**Try it:** Scan the records that follow, and whenever a line has the word "JSON", copy it.

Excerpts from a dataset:
══════════════════════════════
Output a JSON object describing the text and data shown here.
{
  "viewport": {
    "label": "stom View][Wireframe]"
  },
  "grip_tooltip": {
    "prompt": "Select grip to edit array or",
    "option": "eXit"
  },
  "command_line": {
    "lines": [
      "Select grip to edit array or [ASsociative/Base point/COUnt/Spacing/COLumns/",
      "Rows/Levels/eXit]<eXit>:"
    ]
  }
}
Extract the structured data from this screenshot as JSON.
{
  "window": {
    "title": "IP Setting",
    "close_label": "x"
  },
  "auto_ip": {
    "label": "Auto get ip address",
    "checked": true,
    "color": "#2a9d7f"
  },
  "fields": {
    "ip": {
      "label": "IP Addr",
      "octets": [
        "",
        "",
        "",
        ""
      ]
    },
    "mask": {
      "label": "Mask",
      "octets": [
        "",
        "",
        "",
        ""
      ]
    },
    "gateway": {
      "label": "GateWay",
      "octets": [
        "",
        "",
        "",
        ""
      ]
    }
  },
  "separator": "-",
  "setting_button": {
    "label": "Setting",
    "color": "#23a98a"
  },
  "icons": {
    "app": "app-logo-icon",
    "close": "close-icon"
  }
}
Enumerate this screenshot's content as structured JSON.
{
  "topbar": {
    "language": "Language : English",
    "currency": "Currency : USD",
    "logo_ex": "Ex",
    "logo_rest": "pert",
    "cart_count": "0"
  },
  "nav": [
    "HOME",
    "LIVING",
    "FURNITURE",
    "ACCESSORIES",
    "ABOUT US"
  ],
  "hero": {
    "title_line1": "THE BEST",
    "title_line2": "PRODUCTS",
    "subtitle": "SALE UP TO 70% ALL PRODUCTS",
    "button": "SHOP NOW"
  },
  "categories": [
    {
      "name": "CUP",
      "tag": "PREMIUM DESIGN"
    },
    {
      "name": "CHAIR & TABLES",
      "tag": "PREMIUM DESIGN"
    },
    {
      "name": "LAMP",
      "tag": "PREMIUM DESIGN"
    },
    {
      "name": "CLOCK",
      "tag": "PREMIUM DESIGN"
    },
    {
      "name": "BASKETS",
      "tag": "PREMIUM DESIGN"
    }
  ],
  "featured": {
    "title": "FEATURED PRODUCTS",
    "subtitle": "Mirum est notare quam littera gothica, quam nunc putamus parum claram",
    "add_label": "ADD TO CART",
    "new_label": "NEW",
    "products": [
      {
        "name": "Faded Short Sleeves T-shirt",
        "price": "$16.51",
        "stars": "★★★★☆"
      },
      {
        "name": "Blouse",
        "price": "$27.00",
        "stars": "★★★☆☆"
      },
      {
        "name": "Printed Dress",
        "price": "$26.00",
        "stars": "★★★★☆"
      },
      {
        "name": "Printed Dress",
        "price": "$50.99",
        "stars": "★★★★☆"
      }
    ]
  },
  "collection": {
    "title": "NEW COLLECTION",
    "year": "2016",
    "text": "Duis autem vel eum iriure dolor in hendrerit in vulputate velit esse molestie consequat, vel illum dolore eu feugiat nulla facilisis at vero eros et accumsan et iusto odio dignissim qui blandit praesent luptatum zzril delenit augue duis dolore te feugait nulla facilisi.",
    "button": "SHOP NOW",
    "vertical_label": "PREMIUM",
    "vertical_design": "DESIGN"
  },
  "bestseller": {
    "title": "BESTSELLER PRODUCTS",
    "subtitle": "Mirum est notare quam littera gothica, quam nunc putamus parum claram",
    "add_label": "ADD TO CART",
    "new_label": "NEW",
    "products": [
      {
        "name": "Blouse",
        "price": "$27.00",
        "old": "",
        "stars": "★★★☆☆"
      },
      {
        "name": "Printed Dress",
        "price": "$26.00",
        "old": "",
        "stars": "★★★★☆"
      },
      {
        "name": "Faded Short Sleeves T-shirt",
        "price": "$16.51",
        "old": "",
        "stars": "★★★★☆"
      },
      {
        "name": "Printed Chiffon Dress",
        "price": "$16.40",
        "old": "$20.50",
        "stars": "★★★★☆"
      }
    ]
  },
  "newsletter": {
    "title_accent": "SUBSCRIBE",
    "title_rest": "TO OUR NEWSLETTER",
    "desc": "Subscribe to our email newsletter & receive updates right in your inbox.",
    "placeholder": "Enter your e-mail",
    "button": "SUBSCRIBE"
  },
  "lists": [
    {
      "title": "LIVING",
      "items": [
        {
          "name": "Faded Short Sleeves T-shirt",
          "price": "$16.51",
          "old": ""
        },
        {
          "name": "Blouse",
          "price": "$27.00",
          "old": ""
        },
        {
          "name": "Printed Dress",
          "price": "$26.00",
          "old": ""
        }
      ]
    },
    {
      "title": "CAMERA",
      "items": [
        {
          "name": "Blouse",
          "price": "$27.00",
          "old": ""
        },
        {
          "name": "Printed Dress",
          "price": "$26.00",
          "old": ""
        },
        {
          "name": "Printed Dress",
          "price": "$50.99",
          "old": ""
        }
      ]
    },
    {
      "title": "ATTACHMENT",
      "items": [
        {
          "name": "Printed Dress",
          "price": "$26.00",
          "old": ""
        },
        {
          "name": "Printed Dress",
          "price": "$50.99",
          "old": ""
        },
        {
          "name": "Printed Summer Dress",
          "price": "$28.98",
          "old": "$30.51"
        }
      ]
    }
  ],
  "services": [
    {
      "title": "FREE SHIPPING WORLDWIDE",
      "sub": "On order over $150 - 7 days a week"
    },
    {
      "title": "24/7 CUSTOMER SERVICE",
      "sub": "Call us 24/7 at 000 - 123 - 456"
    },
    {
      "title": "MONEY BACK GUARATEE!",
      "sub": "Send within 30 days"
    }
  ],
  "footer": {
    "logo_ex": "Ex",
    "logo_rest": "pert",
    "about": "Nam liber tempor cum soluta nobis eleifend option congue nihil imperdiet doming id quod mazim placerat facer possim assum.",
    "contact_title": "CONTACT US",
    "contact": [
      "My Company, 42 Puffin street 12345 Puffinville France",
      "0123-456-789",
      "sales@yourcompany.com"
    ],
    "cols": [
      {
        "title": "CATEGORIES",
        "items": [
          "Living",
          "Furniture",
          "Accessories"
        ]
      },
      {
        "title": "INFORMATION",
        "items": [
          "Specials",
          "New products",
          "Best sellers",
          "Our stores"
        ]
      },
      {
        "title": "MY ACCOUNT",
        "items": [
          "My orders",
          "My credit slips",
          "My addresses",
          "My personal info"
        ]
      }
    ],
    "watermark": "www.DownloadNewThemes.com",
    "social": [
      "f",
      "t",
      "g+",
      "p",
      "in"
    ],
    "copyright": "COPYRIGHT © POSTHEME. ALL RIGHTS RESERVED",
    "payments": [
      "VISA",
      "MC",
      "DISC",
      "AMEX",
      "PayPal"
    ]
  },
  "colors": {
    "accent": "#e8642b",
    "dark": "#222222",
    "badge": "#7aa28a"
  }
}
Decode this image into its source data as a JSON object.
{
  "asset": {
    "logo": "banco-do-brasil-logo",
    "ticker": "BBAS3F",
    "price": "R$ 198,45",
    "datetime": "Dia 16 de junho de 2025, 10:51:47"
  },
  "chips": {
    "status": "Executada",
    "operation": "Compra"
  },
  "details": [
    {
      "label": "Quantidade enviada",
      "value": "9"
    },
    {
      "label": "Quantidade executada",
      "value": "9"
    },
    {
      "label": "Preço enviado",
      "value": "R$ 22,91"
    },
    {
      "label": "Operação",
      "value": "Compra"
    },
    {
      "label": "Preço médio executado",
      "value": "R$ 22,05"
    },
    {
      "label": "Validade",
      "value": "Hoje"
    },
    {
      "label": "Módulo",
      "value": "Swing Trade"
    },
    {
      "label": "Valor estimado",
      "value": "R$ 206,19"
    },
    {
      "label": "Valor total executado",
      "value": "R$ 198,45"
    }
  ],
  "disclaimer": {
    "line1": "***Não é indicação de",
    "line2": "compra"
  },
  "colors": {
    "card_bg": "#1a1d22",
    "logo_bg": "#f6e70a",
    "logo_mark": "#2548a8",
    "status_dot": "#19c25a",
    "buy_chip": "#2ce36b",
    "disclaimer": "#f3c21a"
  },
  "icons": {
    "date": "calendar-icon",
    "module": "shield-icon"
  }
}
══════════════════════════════
**Answer space:**
Output a JSON object describing the text and data shown here.
Extract the structured data from this screenshot as JSON.
Enumerate this screenshot's content as structured JSON.
Decode this image into its source data as a JSON object.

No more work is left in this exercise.